Output only the lines below that start at the line containing "What data populates" and end at the line containing "What's the underlying", with both ends kept.

++++++

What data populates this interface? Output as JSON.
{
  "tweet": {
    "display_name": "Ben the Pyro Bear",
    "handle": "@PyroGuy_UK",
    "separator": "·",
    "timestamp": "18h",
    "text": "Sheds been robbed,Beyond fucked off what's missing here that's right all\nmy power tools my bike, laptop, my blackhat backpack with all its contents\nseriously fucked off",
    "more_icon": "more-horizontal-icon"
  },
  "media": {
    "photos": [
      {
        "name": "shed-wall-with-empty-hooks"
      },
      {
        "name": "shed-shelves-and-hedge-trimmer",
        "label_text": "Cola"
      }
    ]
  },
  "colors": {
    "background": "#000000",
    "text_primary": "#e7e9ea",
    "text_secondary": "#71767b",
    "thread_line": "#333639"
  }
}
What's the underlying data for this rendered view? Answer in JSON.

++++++

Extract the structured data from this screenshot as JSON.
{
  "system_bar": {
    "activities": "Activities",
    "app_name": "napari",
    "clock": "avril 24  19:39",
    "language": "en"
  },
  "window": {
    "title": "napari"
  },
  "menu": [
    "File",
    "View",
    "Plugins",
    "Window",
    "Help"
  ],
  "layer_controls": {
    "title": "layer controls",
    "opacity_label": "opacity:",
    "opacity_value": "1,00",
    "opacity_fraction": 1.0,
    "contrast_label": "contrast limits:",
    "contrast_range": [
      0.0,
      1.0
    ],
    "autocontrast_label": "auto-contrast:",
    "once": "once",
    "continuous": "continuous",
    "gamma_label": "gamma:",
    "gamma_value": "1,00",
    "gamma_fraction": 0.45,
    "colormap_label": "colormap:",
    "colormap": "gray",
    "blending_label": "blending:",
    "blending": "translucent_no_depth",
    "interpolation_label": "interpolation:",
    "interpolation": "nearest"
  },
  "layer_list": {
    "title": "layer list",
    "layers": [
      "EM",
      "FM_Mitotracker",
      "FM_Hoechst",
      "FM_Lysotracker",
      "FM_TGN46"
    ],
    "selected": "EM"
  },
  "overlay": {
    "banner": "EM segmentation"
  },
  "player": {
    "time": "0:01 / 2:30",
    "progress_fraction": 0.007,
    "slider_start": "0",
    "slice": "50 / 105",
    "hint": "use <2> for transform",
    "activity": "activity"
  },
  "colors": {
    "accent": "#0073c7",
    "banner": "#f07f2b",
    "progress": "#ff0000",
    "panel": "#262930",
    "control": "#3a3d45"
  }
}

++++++

- Answer to this task:
What data populates this interface? Output as JSON.
{
  "tweet": {
    "display_name": "Ben the Pyro Bear",
    "handle": "@PyroGuy_UK",
    "separator": "·",
    "timestamp": "18h",
    "text": "Sheds been robbed,Beyond fucked off what's missing here that's right all\nmy power tools my bike, laptop, my blackhat backpack with all its contents\nseriously fucked off",
    "more_icon": "more-horizontal-icon"
  },
  "media": {
    "photos": [
      {
        "name": "shed-wall-with-empty-hooks"
      },
      {
        "name": "shed-shelves-and-hedge-trimmer",
        "label_text": "Cola"
      }
    ]
  },
  "colors": {
    "background": "#000000",
    "text_primary": "#e7e9ea",
    "text_secondary": "#71767b",
    "thread_line": "#333639"
  }
}
What's the underlying data for this rendered view? Answer in JSON.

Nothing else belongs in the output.